‘Your own history is very staggering,’ a friend once wrote to him. ‘It is most mysterious that your mouth should be closed as to a public oral ministry.’ Now, half a century later, we may see a little more of its meaning and as we do so it is our business to look to Christ and to follow in the path of all those who ‘through faith and patience inherit the promise’.
Quotes by Pink
“True liberty is not the power to live as we please, but to live as we ought.”
“The great mistake made by most of the Lord’s people is in hoping to discover in themselves that which is to be found in Christ alone. “
“Afflictions are light when compared with what we really deserve. They are light when compared with the sufferings of the Lord Jesus.
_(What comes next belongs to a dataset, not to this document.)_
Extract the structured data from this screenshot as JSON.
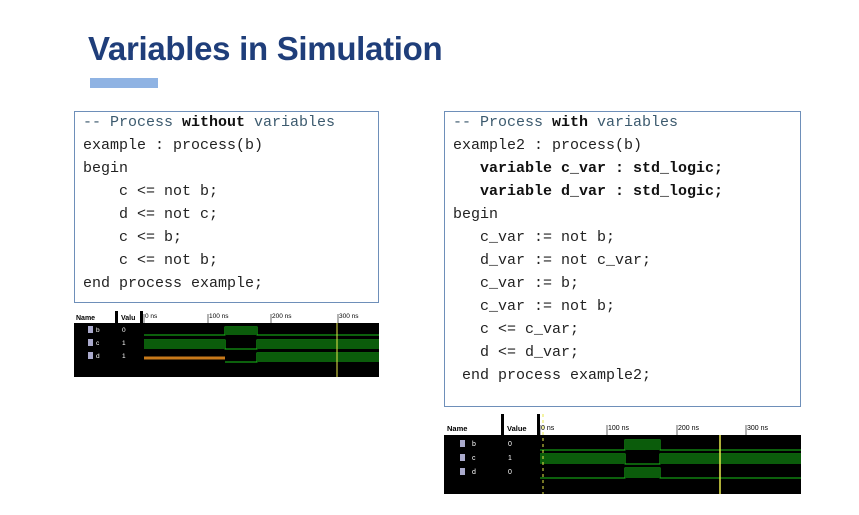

But perhaps their real lightness is best seen by comparing them with the weight of glory which is awaiting us.”
“When you observe that the fire in your room is getting dull, you do not always put on more coal, but simply stir with the poker; so God often uses the black poker of adversity in order that the flames of devotion may burn more brightly.”
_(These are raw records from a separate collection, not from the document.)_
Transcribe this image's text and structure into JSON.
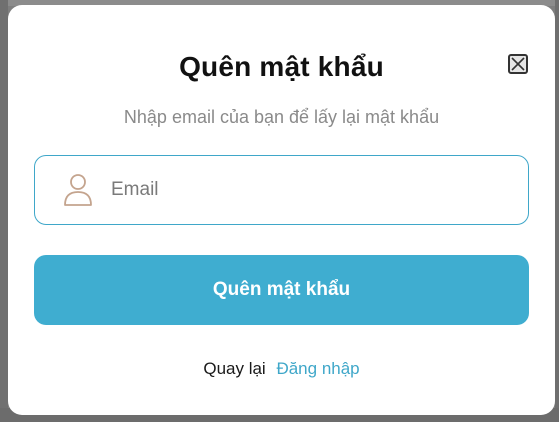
{
  "modal": {
    "title": "Quên mật khẩu",
    "subtitle": "Nhập email của bạn để lấy lại mật khẩu"
  },
  "email_field": {
    "placeholder": "Email",
    "value": "",
    "icon": "user-icon"
  },
  "submit_button": {
    "label": "Quên mật khẩu"
  },
  "footer": {
    "back_text": "Quay lại",
    "login_link": "Đăng nhập"
  },
  "colors": {
    "accent": "#3fadd0",
    "link": "#3fa7c9",
    "subtitle": "#8a8a8a",
    "title": "#111111"
  }
}
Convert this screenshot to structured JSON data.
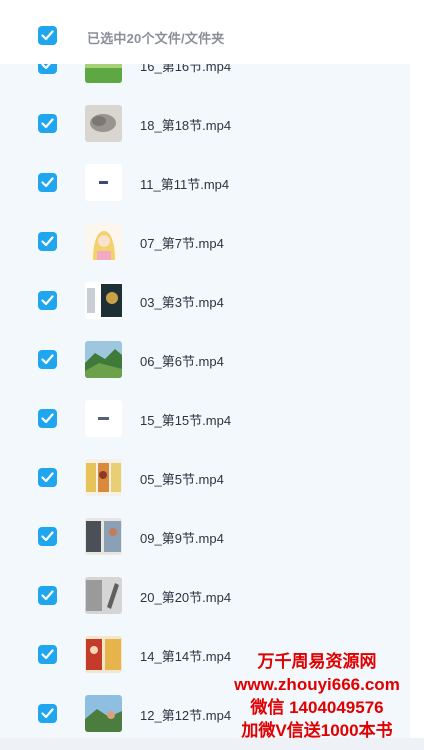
{
  "header": {
    "selection_text": "已选中20个文件/文件夹"
  },
  "rows": [
    {
      "name": "16_第16节.mp4",
      "thumb": "landscape-thumbnail"
    },
    {
      "name": "18_第18节.mp4",
      "thumb": "blurry-thumbnail"
    },
    {
      "name": "11_第11节.mp4",
      "thumb": "slide-thumbnail"
    },
    {
      "name": "07_第7节.mp4",
      "thumb": "cartoon-thumbnail"
    },
    {
      "name": "03_第3节.mp4",
      "thumb": "split-thumbnail"
    },
    {
      "name": "06_第6节.mp4",
      "thumb": "mountain-thumbnail"
    },
    {
      "name": "15_第15节.mp4",
      "thumb": "slide-thumbnail"
    },
    {
      "name": "05_第5节.mp4",
      "thumb": "cards-thumbnail"
    },
    {
      "name": "09_第9节.mp4",
      "thumb": "photo-thumbnail"
    },
    {
      "name": "20_第20节.mp4",
      "thumb": "sketch-thumbnail"
    },
    {
      "name": "14_第14节.mp4",
      "thumb": "comic-thumbnail"
    },
    {
      "name": "12_第12节.mp4",
      "thumb": "landscape-thumbnail"
    }
  ],
  "watermark": {
    "line1": "万千周易资源网",
    "line2": "www.zhouyi666.com",
    "line3": "微信 1404049576",
    "line4": "加微V信送1000本书"
  },
  "colors": {
    "checkbox": "#1fa6ef",
    "panel_bg": "#f3f8fd",
    "watermark": "#e00000"
  }
}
“It is not the absence of sin but the grieving over it which distinguishes the child of God from empty professors.”
“No verse of Scripture yields its meaning to lazy people.”
Pink published some books prior to 1922, but after that period – when Studies in the Scriptures began – all his books were first published as articles in that magazine. So the dates below reflect that reality. Here are just some of his many volumes:
1918 The Sovereignty of God
1922 Gleanings in Genesis
1924-1929 Gleanings in Exodus
1928-1938 Exposition of Hebrews
1930-1931 The Attributes of God
1935-1937 The Doctrine of Sanctification
1940-1942 The Life of Elijah
1949-1950 Divine Inspiration of the Scriptures
Richard Belcher, Arthur W. Pink – Born to Write. Richbarry Press, 1980.
Iain Murray, Arthur W. Pink: His Life and Thought. Banner of Truth, 1981.